A good example is the law involving tail docking in Queensland, Australia, which began in 2003, and cites two specifications that must be included in order for it to be legal.
- A registered veterinary surgeon must perform the docking procedure.
The registered veterinary surgeon must determine that they must dock in order to ensure the dog’s safety and well-being. They cannot do it for cosmetic purposes.
Any person who docks a tail and is not a registered veterinary surgeon and/or anyone who docks a tail for reasons other than the dog’s safety is liable for prosecution. A magistrate will decide case-by-case whether the law has been broken. The maximum penalty for individuals found guilty of this offense is $7,500; for corporations, it is $37,000.
The law applies to dogs of all ages, young and old. Acceptable reasons to dock a dog’s tail include instances where damage to the tail incurred by disease or an accident and, if left as is, will cause pain and threaten the health of the animal. However, veterinary surgeons must be careful not to dock a tail in anticipation of a future problem. The docking must be for a specific ongoing health issue.
This law will make great strides in the prevention of cosmetic docking, especially with show dogs, because docked tails will no longer be required in the standards of the Australian National Kennel Council. As time goes on, people will become accustomed to seeing many breeds of dogs, known for their docked tails and ears, sporting longer tails and ears.
Tail docking is unlawful in the entire country of Australia, as specified by the Primary Industries Ministerial Council in 2003, when they outlined two specifications: docking must be therapeutic and done by a registered veterinary surgeon.
This act protects animals from unnecessary pain and suffering, documented by medical, biological and scientific studies. However, if a registered veterinary surgeon must perform docking in order to save a dog’s life or to prevent further pain and suffering, the law allows it.
You can prevent the practice of docking by refusing to buy puppies without tails and/or with docked ears. Demand your breeder refrain from this practice and tell your friends and family to do the same. Ask your kennel club or canine organization not to condone docking by making changes to their show standards to allow dogs to participate with natural ears and tails, and to judge accordingly. The demands of the public will work to make natural ears and tails in dogs both common and acceptable in both the home and in the show ring.

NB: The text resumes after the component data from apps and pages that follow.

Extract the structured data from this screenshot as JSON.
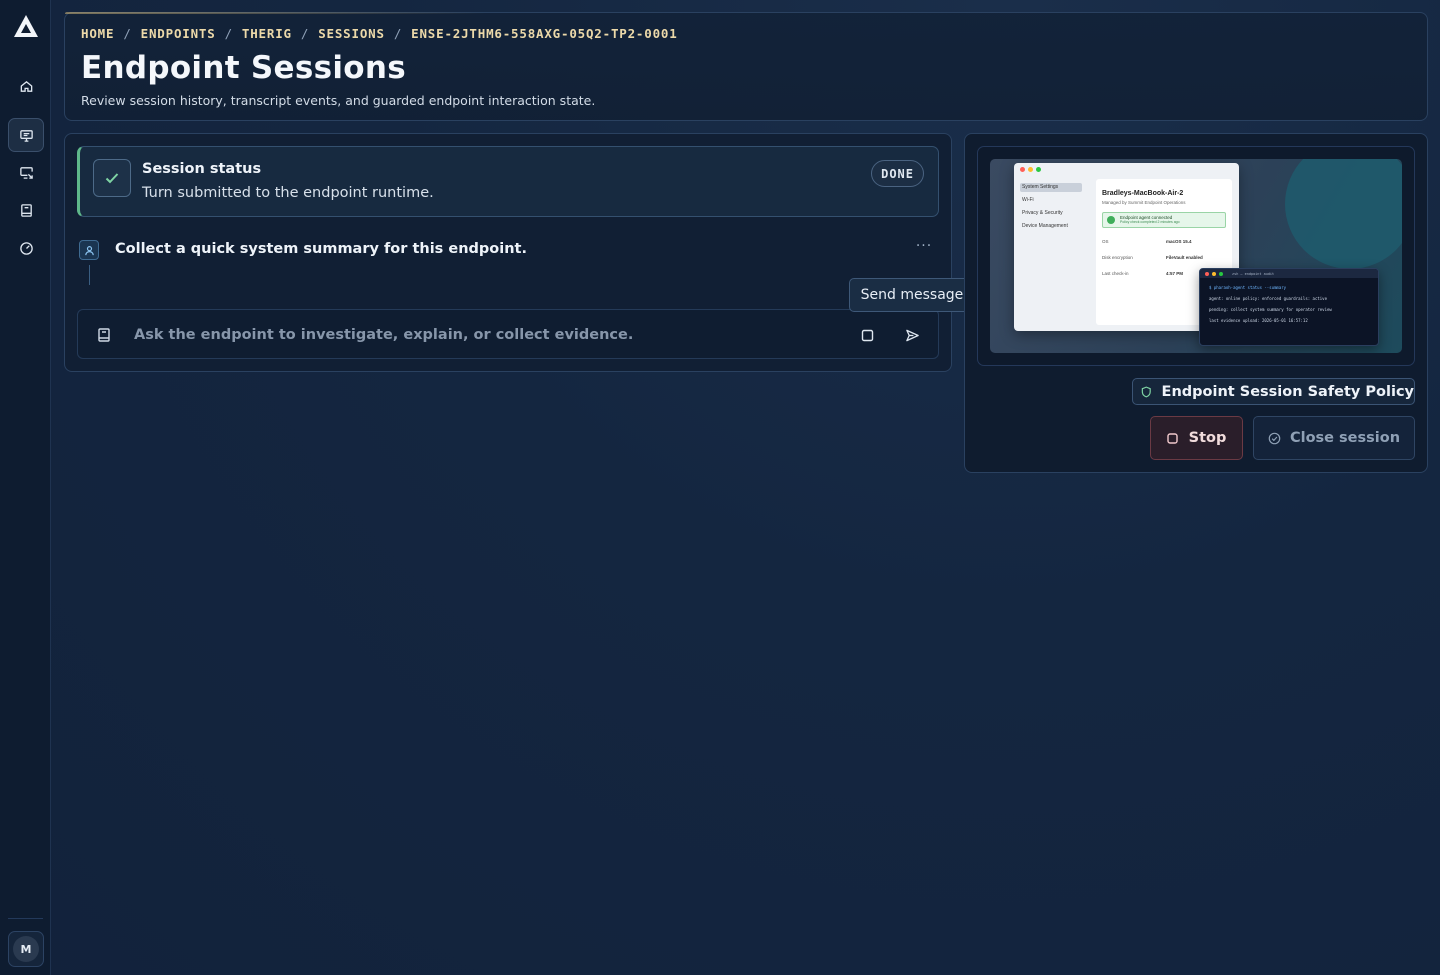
{
  "sidebar": {
    "logo": "triangle-logo",
    "items": [
      {
        "name": "home",
        "icon": "home-icon"
      },
      {
        "name": "endpoints",
        "icon": "monitor-icon",
        "active": true
      },
      {
        "name": "remote",
        "icon": "screen-share-icon"
      },
      {
        "name": "docs",
        "icon": "book-icon"
      },
      {
        "name": "dashboard",
        "icon": "gauge-icon"
      }
    ],
    "user_initial": "M"
  },
  "header": {
    "breadcrumb": [
      "HOME",
      "ENDPOINTS",
      "THERIG",
      "SESSIONS",
      "ENSE-2JTHM6-558AXG-05Q2-TP2-0001"
    ],
    "breadcrumb_separator": "/",
    "title": "Endpoint Sessions",
    "subtitle": "Review session history, transcript events, and guarded endpoint interaction state."
  },
  "status": {
    "title": "Session status",
    "text": "Turn submitted to the endpoint runtime.",
    "badge": "DONE",
    "accent": "#5fb88b"
  },
  "message": {
    "text": "Collect a quick system summary for this endpoint.",
    "more": "···"
  },
  "composer": {
    "placeholder": "Ask the endpoint to investigate, explain, or collect evidence.",
    "value": "",
    "send_tooltip": "Send message"
  },
  "preview": {
    "mac": {
      "sidebar": [
        "System Settings",
        "Wi-Fi",
        "Privacy & Security",
        "Device Management"
      ],
      "host": "Bradleys-MacBook-Air-2",
      "managed_by": "Managed by Summit Endpoint Operations",
      "agent_status": "Endpoint agent connected",
      "agent_detail": "Policy check completed 2 minutes ago",
      "rows": [
        {
          "label": "OS",
          "value": "macOS 15.4"
        },
        {
          "label": "Disk encryption",
          "value": "FileVault enabled"
        },
        {
          "label": "Last check-in",
          "value": "4:57 PM"
        }
      ]
    },
    "terminal": {
      "title": "zsh — endpoint audit",
      "lines": [
        "$ pharaoh-agent status --summary",
        "agent: online policy: enforced guardrails: active",
        "pending: collect system summary for operator review",
        "last evidence upload: 2026-05-01 16:57:12"
      ]
    }
  },
  "actions": {
    "policy_label": "Endpoint Session Safety Policy",
    "stop_label": "Stop",
    "close_label": "Close session"
  }
}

If docking is still legal in your area, take a stand. Contact your local government representatives and ask them to create and enact laws to make docking illegal.
No longer will dogs have to endure excruciating pain in order to meet unreasonable standards. When people realize that docking is no longer the norm, we can stop subjecting dogs to painful, unnecessary cruelty.